> [Excerpts from an interface dataset]
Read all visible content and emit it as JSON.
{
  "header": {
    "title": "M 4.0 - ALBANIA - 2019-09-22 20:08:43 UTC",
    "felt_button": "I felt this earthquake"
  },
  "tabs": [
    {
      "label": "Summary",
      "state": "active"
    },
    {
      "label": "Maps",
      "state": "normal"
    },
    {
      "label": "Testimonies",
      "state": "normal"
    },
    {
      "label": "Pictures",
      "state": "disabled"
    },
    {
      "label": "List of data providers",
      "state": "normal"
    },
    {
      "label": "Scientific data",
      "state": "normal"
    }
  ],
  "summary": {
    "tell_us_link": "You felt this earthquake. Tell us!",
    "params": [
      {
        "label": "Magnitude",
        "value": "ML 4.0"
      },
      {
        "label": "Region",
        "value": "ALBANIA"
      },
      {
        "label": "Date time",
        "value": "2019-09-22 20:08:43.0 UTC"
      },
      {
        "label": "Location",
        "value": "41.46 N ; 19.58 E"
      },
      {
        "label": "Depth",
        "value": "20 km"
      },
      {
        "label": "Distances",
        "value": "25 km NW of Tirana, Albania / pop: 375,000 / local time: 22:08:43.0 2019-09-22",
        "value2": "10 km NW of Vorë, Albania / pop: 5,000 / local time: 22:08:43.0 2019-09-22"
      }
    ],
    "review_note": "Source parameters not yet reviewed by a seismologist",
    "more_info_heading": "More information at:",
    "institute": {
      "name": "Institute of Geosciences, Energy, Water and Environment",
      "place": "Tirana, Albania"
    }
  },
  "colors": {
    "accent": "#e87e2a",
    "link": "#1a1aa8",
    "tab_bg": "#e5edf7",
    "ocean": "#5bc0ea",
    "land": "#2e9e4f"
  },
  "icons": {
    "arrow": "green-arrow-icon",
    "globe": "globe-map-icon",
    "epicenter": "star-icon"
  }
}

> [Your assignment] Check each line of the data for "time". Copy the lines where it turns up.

> [Reply to the exercise]
        "label": "Date time",
        "value": "25 km NW of Tirana, Albania / pop: 375,000 / local time: 22:08:43.0 2019-09-22",
        "value2": "10 km NW of Vorë, Albania / pop: 5,000 / local time: 22:08:43.0 2019-09-22"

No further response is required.